> **SOURCE DATA**:
= Beginning of Section =
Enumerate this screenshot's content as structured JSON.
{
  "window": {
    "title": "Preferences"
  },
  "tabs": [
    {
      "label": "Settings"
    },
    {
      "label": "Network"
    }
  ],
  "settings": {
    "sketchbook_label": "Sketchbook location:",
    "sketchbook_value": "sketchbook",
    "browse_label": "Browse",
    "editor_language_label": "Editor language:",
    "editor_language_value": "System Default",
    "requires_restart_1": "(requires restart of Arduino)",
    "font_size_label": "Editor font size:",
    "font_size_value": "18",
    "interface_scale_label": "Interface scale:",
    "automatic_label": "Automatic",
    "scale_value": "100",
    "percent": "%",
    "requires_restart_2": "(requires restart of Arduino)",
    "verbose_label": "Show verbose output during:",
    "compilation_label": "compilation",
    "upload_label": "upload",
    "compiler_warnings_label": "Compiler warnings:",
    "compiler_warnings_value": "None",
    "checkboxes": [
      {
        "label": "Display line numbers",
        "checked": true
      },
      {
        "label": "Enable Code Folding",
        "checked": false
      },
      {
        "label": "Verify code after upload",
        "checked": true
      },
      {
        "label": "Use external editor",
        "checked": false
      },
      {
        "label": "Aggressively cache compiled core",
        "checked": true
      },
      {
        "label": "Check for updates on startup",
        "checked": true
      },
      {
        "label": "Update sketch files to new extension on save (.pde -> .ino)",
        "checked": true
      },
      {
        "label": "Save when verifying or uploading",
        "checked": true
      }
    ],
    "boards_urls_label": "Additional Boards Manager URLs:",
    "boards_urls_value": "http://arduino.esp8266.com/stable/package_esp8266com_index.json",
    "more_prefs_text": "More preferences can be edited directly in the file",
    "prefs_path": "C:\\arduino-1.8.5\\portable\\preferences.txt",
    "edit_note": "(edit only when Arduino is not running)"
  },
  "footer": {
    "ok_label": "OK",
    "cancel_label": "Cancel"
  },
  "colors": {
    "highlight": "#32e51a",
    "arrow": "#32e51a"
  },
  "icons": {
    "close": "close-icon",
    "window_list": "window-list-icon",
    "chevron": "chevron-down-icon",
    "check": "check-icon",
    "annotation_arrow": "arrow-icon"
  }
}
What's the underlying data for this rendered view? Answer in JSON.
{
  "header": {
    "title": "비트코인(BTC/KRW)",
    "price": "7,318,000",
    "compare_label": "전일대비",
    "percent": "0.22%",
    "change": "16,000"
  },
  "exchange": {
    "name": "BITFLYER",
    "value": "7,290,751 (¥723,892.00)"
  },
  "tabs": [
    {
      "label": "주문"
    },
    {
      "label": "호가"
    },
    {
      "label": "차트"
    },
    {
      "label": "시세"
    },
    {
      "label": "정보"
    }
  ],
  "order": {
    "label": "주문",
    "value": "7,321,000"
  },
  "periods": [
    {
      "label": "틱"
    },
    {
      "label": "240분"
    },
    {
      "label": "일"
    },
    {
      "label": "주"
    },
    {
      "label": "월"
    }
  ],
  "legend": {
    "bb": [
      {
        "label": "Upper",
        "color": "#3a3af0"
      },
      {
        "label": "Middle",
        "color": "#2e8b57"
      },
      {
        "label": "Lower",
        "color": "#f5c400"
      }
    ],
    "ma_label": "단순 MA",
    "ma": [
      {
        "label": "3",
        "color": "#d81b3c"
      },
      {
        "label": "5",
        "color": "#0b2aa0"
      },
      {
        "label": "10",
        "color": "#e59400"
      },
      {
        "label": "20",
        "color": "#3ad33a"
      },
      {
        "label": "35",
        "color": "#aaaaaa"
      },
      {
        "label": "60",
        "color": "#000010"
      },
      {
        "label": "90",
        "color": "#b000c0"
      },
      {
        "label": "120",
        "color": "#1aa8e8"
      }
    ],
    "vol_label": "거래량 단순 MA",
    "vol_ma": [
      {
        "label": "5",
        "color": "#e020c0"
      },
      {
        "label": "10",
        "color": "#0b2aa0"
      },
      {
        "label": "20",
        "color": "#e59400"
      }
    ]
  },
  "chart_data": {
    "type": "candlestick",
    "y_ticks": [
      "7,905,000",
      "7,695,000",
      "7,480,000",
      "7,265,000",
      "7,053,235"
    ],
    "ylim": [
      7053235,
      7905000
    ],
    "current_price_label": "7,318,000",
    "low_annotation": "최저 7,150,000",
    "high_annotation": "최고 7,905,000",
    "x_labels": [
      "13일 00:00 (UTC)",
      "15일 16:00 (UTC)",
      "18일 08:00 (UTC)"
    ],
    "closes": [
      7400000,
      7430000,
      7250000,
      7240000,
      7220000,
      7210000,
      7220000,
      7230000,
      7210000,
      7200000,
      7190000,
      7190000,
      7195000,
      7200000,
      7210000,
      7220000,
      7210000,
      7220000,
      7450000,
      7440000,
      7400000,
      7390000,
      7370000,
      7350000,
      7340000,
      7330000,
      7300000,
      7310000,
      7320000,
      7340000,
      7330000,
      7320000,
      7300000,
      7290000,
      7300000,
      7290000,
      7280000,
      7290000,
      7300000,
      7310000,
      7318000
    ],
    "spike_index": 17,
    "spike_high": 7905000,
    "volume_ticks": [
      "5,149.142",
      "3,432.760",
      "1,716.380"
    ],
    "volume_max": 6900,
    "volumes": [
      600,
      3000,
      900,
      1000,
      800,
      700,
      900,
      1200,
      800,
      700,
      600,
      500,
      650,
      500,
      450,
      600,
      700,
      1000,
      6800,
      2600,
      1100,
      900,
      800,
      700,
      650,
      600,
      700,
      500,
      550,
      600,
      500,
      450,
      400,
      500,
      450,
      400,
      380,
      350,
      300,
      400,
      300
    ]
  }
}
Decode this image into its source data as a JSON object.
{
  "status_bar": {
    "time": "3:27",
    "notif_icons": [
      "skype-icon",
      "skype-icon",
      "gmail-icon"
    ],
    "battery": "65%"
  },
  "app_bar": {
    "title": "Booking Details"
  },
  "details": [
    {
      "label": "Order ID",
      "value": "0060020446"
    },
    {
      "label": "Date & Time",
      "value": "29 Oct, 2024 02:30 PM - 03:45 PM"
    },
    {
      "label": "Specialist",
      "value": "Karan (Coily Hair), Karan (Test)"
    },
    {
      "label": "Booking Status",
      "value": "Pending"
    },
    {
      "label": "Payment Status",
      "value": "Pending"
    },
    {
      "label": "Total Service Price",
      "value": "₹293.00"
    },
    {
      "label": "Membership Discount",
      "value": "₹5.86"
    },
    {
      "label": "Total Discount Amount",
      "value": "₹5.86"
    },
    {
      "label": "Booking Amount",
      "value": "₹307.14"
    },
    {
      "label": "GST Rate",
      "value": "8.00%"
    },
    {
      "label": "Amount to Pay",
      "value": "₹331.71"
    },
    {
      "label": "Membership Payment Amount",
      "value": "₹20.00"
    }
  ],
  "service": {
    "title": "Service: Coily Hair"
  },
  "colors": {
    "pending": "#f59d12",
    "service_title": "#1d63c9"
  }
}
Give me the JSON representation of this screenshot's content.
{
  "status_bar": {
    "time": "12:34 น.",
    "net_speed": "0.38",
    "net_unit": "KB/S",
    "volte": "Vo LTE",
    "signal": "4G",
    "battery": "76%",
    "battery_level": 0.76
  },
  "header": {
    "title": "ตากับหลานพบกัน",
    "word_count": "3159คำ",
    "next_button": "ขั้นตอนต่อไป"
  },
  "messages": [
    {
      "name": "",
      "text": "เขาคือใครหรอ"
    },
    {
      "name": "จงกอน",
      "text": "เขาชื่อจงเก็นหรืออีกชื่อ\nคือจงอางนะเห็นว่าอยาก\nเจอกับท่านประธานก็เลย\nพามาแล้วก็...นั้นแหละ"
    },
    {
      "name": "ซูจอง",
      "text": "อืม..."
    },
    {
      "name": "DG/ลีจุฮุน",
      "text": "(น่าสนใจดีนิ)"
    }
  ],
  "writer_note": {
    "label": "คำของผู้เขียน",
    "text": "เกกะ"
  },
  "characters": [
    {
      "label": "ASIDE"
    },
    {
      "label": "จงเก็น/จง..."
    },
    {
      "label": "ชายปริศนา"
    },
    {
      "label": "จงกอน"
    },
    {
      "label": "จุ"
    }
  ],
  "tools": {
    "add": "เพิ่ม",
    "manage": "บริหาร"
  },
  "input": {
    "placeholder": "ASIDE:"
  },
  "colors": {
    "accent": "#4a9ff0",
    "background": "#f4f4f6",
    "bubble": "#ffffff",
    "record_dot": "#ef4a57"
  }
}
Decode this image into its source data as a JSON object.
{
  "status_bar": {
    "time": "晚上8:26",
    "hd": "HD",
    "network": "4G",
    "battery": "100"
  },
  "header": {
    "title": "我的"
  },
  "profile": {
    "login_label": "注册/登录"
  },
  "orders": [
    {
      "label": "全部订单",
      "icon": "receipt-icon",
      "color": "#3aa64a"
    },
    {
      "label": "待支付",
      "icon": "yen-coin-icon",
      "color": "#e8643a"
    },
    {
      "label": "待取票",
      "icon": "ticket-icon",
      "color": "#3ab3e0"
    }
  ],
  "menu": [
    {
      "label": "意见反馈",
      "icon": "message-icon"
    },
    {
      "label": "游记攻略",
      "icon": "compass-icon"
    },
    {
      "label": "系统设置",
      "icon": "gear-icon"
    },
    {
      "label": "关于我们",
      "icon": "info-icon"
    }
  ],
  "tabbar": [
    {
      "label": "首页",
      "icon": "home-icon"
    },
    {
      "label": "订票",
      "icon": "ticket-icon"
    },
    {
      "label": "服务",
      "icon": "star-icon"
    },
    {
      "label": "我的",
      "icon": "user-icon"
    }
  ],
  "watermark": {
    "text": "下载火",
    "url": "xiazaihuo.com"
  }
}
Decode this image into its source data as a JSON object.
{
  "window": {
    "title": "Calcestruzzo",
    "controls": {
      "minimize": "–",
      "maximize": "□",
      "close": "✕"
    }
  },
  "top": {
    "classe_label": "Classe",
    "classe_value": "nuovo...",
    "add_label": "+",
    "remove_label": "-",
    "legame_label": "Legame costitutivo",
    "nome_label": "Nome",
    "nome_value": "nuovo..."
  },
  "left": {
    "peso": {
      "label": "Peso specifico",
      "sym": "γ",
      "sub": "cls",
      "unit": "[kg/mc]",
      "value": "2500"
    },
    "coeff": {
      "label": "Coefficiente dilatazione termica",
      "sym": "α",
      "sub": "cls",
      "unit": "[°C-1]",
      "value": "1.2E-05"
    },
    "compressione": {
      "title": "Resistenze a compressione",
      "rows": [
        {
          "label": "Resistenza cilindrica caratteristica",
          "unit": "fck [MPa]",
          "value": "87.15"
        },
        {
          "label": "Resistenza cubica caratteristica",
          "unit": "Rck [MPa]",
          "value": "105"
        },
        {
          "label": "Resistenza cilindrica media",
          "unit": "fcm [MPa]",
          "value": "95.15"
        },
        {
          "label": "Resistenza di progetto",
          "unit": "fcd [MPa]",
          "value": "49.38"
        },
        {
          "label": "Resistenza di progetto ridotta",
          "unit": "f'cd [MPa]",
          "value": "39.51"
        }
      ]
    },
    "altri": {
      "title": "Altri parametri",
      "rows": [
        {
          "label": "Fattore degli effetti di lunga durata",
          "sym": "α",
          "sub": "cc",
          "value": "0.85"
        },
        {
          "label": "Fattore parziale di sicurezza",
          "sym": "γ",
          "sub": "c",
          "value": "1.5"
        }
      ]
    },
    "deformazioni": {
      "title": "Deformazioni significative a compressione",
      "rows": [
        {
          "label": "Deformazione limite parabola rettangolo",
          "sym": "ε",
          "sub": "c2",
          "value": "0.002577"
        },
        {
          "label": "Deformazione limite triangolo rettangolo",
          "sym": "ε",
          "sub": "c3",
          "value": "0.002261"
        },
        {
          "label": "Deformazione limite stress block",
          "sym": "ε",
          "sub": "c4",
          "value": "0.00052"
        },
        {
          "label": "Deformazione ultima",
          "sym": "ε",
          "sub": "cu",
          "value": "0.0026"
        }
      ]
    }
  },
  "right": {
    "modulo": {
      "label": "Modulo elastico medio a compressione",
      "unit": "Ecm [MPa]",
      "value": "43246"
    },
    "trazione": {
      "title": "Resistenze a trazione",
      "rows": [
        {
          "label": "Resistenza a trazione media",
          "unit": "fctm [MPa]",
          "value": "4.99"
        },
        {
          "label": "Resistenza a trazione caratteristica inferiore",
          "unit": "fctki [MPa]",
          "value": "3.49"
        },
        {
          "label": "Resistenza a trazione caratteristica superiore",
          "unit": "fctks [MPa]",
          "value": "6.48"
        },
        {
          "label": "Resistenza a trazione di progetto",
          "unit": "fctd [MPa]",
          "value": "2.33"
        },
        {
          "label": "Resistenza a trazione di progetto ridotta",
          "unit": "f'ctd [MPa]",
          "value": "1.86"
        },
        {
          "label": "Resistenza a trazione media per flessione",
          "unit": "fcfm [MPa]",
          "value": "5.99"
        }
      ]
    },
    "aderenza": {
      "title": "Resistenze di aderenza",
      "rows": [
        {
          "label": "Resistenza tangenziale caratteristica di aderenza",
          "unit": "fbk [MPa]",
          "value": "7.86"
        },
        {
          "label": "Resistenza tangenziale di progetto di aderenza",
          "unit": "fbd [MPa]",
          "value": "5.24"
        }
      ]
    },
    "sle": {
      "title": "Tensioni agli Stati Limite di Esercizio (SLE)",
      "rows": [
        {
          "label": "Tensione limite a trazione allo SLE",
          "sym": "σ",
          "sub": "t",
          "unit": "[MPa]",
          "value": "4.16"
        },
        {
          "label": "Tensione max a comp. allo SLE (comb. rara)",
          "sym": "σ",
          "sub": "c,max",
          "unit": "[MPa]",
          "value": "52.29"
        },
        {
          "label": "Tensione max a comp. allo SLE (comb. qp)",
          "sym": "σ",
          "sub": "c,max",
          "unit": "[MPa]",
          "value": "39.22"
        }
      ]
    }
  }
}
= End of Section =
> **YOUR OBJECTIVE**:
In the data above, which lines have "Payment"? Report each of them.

> **YOUR SOLUTION**:
      "label": "Payment Status",
      "label": "Membership Payment Amount",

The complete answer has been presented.